━━━━━ Raw data

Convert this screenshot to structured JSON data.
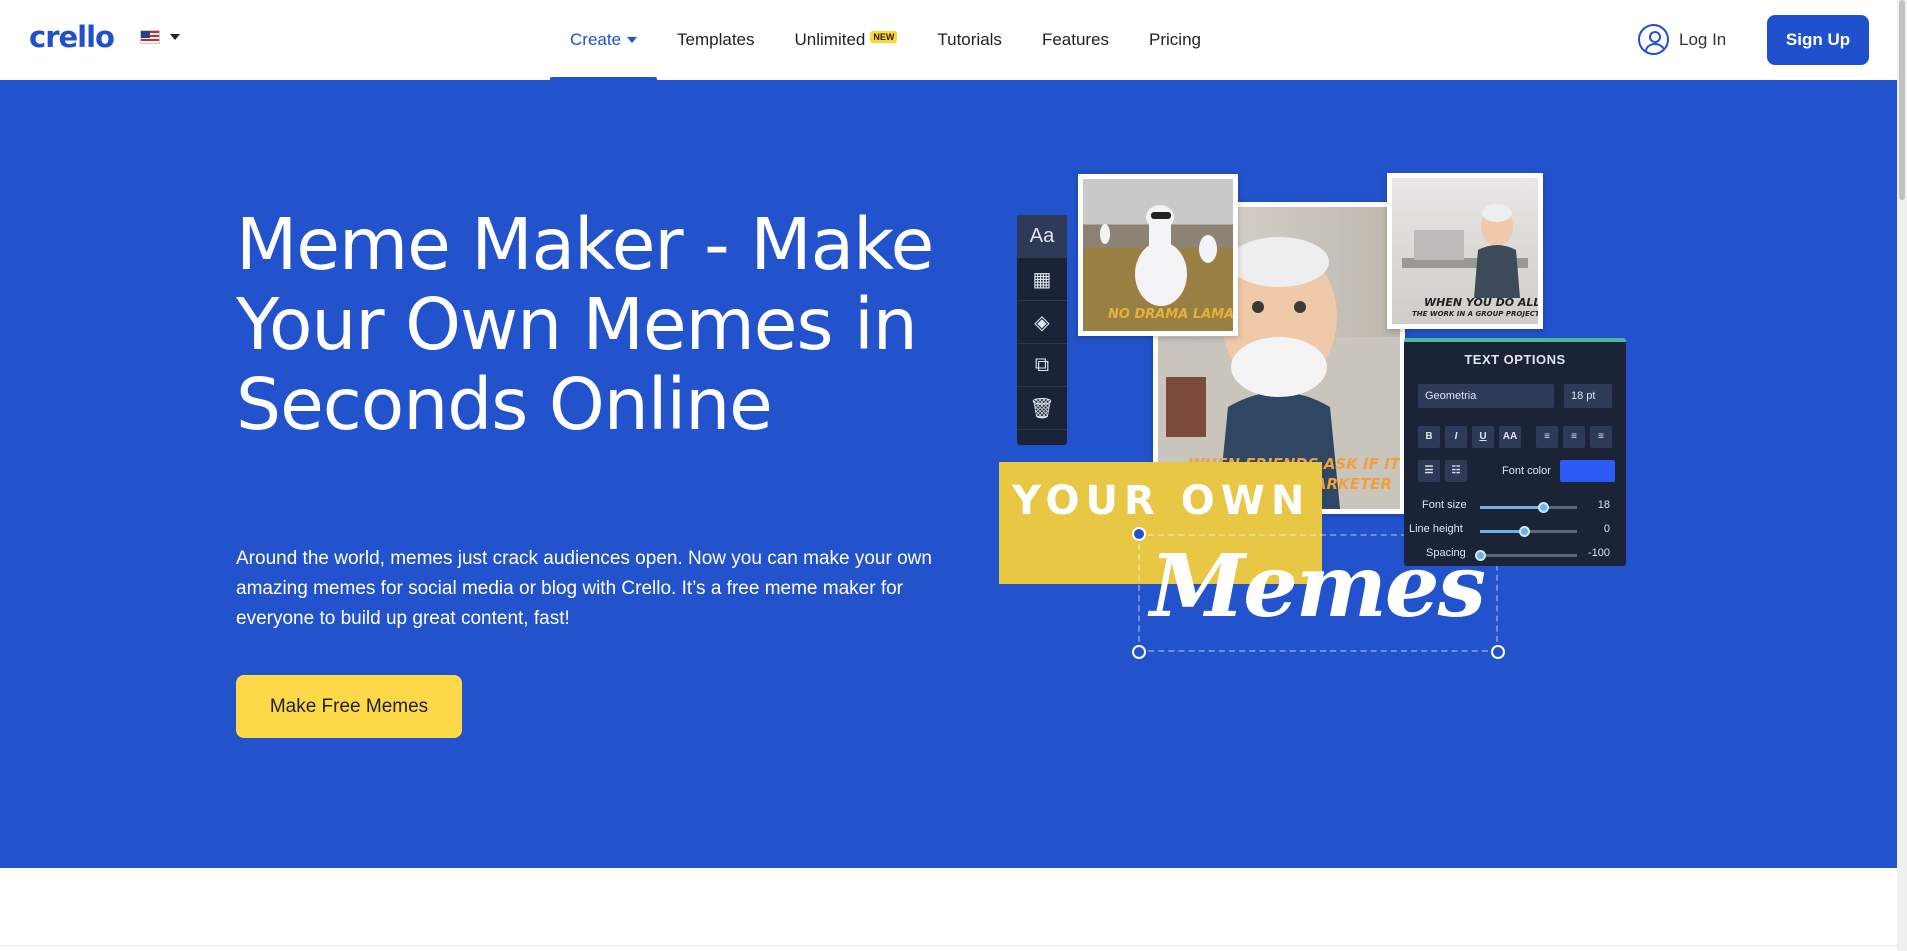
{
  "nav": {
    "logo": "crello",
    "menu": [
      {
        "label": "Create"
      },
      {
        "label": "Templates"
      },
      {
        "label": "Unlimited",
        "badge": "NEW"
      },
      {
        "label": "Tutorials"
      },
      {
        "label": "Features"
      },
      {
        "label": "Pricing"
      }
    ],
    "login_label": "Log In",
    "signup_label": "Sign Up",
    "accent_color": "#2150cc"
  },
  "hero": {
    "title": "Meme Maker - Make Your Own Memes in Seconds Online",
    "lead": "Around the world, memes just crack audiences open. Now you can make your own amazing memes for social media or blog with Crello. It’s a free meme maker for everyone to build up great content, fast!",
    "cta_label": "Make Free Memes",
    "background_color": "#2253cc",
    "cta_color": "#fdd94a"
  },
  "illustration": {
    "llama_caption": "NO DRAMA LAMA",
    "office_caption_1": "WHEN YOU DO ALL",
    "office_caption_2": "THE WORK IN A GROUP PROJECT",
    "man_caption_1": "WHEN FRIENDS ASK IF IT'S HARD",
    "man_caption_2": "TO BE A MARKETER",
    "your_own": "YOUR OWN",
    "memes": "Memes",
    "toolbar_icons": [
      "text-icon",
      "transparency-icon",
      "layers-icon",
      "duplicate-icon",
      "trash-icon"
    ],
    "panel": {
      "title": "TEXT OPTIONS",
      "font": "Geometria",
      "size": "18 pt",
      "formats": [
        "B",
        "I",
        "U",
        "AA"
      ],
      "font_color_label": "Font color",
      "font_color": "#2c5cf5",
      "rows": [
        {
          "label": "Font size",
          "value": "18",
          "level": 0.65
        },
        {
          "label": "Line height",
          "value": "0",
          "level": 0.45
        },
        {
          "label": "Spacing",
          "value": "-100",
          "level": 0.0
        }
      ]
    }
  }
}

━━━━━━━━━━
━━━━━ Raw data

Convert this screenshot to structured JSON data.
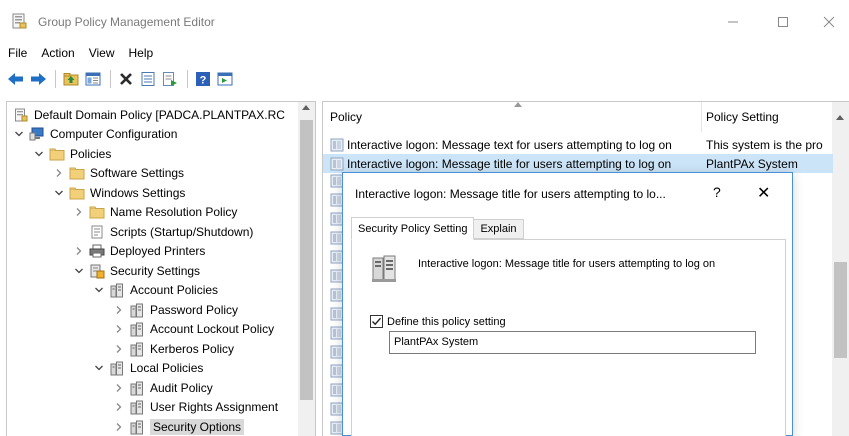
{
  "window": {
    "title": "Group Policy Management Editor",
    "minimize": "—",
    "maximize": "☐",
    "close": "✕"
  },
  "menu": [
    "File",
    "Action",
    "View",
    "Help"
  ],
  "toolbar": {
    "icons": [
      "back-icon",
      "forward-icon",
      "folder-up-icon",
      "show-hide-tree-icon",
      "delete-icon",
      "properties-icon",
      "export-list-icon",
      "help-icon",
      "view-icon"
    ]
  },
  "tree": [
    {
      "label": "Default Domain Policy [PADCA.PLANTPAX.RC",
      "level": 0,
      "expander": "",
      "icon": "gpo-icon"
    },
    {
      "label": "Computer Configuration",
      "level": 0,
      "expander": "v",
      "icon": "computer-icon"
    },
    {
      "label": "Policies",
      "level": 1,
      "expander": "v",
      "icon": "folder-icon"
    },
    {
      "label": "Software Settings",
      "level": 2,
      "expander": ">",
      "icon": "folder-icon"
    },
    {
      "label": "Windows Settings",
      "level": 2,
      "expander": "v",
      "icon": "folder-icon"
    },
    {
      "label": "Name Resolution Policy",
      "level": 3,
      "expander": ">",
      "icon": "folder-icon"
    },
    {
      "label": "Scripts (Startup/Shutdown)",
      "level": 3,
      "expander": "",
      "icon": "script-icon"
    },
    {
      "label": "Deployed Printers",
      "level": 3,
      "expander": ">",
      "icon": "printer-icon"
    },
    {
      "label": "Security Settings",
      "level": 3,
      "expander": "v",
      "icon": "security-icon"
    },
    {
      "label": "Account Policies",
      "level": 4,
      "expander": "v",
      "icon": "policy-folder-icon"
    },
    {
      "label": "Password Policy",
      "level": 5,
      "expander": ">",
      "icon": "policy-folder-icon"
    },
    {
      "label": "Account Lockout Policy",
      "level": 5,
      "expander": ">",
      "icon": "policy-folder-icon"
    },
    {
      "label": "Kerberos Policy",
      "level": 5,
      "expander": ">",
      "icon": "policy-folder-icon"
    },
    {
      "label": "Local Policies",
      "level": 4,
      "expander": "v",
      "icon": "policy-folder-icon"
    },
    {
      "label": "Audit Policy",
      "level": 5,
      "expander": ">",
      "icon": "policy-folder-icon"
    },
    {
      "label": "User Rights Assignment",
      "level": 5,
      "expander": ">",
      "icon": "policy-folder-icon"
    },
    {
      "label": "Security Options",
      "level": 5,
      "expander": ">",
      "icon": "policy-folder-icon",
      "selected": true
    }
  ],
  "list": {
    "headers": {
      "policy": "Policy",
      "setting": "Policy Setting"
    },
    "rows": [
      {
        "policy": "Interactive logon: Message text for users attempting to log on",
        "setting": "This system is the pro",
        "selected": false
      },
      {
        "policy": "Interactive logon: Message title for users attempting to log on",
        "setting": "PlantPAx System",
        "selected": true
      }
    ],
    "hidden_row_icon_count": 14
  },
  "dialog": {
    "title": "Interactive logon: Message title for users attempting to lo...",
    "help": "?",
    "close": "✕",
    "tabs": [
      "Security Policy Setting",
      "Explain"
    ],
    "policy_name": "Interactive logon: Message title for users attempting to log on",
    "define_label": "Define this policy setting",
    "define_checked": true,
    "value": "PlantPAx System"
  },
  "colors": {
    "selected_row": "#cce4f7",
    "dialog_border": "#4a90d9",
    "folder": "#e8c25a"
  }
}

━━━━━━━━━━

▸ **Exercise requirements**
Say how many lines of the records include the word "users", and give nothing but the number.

▸ **Expected answer**
4